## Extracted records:

++++++++++++++++++++

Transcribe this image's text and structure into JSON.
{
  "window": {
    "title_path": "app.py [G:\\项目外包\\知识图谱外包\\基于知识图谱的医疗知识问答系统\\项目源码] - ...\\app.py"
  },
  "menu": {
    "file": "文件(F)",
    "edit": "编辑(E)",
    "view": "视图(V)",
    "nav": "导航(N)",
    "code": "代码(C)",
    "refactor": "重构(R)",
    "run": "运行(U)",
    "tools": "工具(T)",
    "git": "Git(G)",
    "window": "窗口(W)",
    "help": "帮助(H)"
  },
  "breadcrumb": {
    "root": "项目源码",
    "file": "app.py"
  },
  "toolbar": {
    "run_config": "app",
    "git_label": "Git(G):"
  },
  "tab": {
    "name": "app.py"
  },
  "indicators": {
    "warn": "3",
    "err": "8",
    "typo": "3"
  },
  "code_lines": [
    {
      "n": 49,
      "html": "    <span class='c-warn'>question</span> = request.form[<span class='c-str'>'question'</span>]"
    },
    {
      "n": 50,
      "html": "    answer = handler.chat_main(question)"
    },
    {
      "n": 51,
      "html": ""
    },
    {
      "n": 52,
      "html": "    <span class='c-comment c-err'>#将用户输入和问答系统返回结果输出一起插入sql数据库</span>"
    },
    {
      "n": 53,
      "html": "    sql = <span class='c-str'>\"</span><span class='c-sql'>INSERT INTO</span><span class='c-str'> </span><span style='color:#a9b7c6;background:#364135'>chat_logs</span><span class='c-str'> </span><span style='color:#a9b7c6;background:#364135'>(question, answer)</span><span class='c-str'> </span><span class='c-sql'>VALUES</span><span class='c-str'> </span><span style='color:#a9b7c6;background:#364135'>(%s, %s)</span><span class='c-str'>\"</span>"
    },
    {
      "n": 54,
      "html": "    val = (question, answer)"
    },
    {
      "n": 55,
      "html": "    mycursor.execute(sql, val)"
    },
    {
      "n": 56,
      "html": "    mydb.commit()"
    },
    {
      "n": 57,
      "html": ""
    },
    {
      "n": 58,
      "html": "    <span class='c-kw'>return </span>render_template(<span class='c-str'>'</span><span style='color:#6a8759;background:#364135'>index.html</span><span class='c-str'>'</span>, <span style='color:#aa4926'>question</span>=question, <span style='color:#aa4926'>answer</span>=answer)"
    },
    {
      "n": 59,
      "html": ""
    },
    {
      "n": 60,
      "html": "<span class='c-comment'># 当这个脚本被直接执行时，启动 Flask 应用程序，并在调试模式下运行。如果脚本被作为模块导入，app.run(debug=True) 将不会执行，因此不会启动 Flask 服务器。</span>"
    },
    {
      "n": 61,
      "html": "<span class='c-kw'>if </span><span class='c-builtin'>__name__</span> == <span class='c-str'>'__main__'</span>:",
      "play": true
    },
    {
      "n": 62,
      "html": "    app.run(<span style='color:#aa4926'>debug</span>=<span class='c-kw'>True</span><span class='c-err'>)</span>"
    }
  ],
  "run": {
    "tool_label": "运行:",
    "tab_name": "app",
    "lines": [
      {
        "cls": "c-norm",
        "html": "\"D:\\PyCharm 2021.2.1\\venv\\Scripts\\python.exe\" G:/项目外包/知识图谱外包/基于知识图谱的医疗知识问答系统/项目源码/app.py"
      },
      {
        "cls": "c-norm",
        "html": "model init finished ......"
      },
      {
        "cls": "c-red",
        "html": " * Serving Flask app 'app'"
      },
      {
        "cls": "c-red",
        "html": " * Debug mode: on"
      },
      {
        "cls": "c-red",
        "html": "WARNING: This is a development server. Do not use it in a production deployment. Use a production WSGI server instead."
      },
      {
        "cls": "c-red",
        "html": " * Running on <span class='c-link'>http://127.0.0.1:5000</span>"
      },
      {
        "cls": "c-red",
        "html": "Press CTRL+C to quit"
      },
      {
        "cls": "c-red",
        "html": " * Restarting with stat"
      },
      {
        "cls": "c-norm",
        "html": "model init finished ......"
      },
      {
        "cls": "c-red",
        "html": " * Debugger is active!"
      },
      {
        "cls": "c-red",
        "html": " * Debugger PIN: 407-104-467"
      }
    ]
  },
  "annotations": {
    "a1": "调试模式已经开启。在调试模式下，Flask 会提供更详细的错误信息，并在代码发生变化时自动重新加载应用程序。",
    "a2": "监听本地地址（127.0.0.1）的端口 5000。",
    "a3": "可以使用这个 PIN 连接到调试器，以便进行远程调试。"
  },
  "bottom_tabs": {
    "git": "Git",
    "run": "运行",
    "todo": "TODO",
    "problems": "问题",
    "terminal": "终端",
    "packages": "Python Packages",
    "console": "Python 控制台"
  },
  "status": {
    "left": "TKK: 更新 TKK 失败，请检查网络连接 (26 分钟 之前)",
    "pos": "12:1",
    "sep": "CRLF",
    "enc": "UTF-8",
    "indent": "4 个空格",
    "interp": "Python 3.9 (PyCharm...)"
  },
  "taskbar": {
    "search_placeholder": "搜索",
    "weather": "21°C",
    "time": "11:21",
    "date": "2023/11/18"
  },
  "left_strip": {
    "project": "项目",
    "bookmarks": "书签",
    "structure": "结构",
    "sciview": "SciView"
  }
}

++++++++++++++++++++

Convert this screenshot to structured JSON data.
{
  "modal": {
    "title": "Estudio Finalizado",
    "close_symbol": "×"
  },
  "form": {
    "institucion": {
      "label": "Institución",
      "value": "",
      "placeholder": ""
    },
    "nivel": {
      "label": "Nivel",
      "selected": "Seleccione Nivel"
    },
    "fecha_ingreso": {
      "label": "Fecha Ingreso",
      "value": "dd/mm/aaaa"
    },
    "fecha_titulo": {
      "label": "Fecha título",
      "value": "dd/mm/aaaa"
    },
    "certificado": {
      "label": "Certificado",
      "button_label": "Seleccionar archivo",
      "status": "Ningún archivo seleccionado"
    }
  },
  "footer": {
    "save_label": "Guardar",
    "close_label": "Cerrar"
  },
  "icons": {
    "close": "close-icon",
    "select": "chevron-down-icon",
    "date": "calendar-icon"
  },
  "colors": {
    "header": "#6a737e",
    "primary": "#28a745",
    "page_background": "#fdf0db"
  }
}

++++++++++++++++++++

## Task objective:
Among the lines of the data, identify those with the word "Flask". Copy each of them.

## Answer space:
      "html": "<span class='c-comment'># 当这个脚本被直接执行时，启动 Flask 应用程序，并在调试模式下运行。如果脚本被作为模块导入，app.run(debug=True) 将不会执行，因此不会启动 Flask 服务器。</span>"
        "html": " * Serving Flask app 'app'"
    "a1": "调试模式已经开启。在调试模式下，Flask 会提供更详细的错误信息，并在代码发生变化时自动重新加载应用程序。",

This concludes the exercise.